§ EXERCISE
The lines to copy are those in the listing below that contain the word "Symphony".

§ INFORMATION SUPPLIED
***

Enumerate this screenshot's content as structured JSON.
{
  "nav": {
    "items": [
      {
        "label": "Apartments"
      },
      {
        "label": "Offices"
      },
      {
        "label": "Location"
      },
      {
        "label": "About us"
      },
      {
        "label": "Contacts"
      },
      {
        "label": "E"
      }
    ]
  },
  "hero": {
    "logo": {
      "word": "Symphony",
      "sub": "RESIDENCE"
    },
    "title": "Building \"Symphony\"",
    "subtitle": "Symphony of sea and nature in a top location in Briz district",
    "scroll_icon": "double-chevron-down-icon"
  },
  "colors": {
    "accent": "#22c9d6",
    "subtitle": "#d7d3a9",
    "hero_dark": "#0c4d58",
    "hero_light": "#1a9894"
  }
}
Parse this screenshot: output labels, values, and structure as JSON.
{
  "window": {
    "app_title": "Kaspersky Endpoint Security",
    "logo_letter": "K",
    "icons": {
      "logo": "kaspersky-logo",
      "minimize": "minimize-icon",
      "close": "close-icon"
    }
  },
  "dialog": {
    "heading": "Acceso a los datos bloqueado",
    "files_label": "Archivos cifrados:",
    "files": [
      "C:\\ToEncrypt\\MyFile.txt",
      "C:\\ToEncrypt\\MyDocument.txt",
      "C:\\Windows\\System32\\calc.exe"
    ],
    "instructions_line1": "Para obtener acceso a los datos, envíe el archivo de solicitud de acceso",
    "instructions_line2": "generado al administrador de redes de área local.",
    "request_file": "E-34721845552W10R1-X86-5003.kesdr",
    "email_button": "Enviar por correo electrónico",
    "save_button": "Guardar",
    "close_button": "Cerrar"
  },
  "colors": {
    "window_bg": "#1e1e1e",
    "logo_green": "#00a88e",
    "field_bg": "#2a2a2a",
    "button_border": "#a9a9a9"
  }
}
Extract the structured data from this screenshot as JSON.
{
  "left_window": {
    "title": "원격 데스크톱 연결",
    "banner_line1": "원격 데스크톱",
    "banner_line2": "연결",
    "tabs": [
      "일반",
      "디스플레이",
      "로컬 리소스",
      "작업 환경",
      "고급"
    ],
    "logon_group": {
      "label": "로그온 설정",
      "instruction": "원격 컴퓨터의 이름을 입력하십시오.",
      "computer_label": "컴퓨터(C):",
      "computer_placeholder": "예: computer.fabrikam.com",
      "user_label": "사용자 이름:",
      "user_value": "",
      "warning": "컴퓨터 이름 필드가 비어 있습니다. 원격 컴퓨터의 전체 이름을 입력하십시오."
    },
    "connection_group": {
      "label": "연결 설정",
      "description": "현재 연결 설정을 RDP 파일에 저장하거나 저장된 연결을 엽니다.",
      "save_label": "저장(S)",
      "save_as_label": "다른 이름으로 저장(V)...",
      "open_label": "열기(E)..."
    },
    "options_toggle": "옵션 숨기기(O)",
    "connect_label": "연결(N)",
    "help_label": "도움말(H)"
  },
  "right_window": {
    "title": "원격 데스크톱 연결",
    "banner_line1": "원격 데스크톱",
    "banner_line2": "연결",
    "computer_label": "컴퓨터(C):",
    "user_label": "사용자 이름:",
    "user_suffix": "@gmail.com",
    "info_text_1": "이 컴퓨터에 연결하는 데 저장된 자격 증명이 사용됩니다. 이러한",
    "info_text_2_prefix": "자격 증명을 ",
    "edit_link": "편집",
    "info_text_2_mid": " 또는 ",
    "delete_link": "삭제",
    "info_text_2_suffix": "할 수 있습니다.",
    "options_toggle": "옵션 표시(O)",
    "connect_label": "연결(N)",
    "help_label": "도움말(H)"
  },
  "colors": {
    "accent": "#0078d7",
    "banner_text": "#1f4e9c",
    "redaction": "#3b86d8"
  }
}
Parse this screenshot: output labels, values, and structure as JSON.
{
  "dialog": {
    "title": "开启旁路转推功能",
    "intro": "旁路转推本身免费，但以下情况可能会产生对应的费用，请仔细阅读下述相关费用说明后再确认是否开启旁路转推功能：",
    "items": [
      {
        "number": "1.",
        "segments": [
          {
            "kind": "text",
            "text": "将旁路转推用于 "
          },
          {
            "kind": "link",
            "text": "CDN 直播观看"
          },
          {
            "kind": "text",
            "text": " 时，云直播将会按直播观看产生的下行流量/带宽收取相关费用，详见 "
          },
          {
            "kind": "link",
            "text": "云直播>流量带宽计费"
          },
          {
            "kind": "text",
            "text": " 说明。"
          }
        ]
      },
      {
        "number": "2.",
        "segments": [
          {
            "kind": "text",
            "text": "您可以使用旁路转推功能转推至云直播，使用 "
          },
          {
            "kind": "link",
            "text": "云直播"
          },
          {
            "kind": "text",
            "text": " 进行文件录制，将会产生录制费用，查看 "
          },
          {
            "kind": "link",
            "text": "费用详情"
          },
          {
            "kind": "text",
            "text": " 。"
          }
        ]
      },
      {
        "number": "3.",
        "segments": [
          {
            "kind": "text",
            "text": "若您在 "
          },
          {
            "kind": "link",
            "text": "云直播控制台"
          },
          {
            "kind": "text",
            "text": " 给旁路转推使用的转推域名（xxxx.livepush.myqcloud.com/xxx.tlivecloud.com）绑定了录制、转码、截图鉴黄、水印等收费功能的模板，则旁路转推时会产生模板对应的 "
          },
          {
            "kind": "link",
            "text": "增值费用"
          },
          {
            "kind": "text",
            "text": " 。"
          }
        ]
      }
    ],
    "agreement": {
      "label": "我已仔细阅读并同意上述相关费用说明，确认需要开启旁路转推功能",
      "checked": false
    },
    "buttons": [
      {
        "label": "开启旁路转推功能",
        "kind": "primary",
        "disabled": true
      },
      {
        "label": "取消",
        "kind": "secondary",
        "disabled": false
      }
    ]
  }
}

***

§ REPLY
      "word": "Symphony",
    "title": "Building \"Symphony\"",
    "subtitle": "Symphony of sea and nature in a top location in Briz district",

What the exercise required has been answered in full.